As a journalist, Caroline Brothers covered global migration since 2007, working for The New York Times and the International Herald Tribune, among others. But as she spoke with asylum-seekers—especially children facing down the dangers of international migration without any adults—she decided she needed another set of tools to bring their stories into her readers’ consciousness. “I wrote the novel,” Brothers says, “because I felt strongly that we needed to take another look at this most human of subjects, in a quiet space that would let us think, with politics left at the door.”
That novel, Hinterland (2011), focuses on two brothers fleeing the droughts and unrest in Afghanistan and their two-year journey throughout Europe, seeking asylum in London.
In 2017, Scottish theatre company Vox Motus premiered Flight, their adaptation of Brothers’book, at the Edinburgh International Festival and then toured it to Ireland, Australia, the UK, and the United States.
According to the United Nations High Commissioner for Refugees, children are vastly over-represented in the world’s refuge population: Children are less than a third of the world’s population but almost half of the world’s refugees. (Refugees are defined as people fleeing armed conflict or persecution, and are distinct from migrants; children comprise 10% of the world’s migrant population.) In 2020, there were 1.1 million Afghan refugees under the age of 18 actively seeking asylum, second only to Syria as the source country for child refugees.
Here are three of Brothers’ articles on unaccompanied minors on the move:
“Out of Afghanistan: incredible stories of the boys who walked to Europe,” The Guardian, January 2012
Behind the security bars of a spartan, white-tiled room, 25 youths are arranging bedrolls on the floor.

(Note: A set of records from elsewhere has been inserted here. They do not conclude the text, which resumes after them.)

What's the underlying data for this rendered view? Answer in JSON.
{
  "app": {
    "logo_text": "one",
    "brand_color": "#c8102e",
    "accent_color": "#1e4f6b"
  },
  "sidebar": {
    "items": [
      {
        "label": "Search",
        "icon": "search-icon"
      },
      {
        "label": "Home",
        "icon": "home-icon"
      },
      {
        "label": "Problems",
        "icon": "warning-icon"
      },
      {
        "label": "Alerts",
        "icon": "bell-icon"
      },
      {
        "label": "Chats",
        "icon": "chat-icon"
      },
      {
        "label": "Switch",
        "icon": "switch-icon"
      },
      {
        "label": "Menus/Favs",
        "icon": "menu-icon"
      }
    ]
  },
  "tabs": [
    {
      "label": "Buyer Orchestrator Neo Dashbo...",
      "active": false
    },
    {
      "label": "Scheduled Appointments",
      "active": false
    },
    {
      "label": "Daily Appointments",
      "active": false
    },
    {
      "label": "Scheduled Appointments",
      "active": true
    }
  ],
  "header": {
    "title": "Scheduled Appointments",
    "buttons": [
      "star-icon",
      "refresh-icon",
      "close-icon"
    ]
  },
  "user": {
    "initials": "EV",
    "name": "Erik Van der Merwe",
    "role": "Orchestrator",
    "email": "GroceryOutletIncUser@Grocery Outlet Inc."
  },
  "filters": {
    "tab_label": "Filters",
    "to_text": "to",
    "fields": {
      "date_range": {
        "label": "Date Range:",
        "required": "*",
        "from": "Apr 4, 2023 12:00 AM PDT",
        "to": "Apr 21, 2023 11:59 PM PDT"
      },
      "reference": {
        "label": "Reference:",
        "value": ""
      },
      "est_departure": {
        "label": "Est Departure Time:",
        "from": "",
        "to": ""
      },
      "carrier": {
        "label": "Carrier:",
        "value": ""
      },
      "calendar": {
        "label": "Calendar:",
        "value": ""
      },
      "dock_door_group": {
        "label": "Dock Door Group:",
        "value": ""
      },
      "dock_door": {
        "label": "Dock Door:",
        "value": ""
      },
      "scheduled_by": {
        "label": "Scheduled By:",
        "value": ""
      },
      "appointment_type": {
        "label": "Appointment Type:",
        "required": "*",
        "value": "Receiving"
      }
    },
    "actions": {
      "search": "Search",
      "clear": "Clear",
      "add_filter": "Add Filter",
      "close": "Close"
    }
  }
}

The workers on the Salvation Army nightshift, who watch over these lone foreign teenagers in a shelter in a gritty corner of Paris, are distributing sheets and sleeping bags; there are a couple of boys from Mali and a contingent of Bangladeshis; the rest have travelled overland, by every conceivable method, from Afghanistan.
The youngest are 13 years old, pint-sized cousins from Kabul who arrived that morning after a journey of five months. They take off their trainers and place them at the end of their bedrolls. One of them, Morteza, gingerly peels off his socks. The undersides of his toes are completely white.
I ask what happened to his feet. "Water," he says. Where was he walking in water? Mohammed, the boy on the next bedroll who knows more English, translates. "In the mountains," he says. Which mountains, I ask, thinking about the range that forms the border between Turkey and Iran. "Croatia, Slovenia, Italy,'' Morteza says. Mohammed intervenes. "Not water,'' he clarifies. "Snow."
Suddenly I understand. Morteza's feet are not waterlogged or blistered. He has limped across Europe with frostbite.
"Afghan Youths Seek a New Life in Europe," The New York Times, August 2009
On the edges of a Salvation Army soup line in Paris, a soft-spoken Afghan boy told the story recently of how he ended up in Europe, alone.
The boy, who said he was 15 but looked younger, recounted how his family left Afghanistan after his mother lost her leg in an explosion in 2004. They spent three years in Iran, where he went to school for the first time, learning English and discovering the Internet. After his father suffered a back injury that made working difficult, the boy, who declined to give his name, headed west.
He spent two months working 11-hour days in a clothing sweatshop in Istanbul, he said. He was then smuggled into Greece, where he was forced to work on a potato and onion farm near Agros for nine months, finally escaping in the back of a truck. He reached Paris by train after nearly a year on the road.
“I want to go to school,” he said in English. “I would like it if I could be…it sounds like a lot to ask…an engineer of computing.”
“Desperation Gathers and Makes a Nightly Dash for Britain,” The New York Times, April 2008
It is midnight, and eight hooded figures slip around the side of a freight truck at a gas station on the outskirts of this northern French port. They wait in the orange half-light while one tries the locked truck door. It doesn’t give, and seconds later the figures vanish among the dozens of semitrailers at this, the last truck stop before England.
Most weeknights, smugglers lead clandestine migrants across the maze of highways that encircle Calais to parking lots like this, where drivers sleep before catching a ferry to Dover, 21 miles away. The migrants, who have paid the smugglers $500 to $1,000 to get them across the English Channel, will try again.
Truckers like Juan Antonio Santiago of Spain, sipping coffee at a gas station at 1 a.m. one night early this month, face hefty fines or even jail if stowaways are found in their vehicles, or clinging to a ledge under the truck. “It’s a fear we all have,” he said. “But the greatest risk is taken by the migrants, because of the danger of falling off.”
Still, thousands of migrants, mostly Afghans, Kurds and Eritreans, flock to Calais and other northern French ports each year, where they huddle in makeshift camps and try to dodge the police as they wait for the chance to make the dangerous crossing.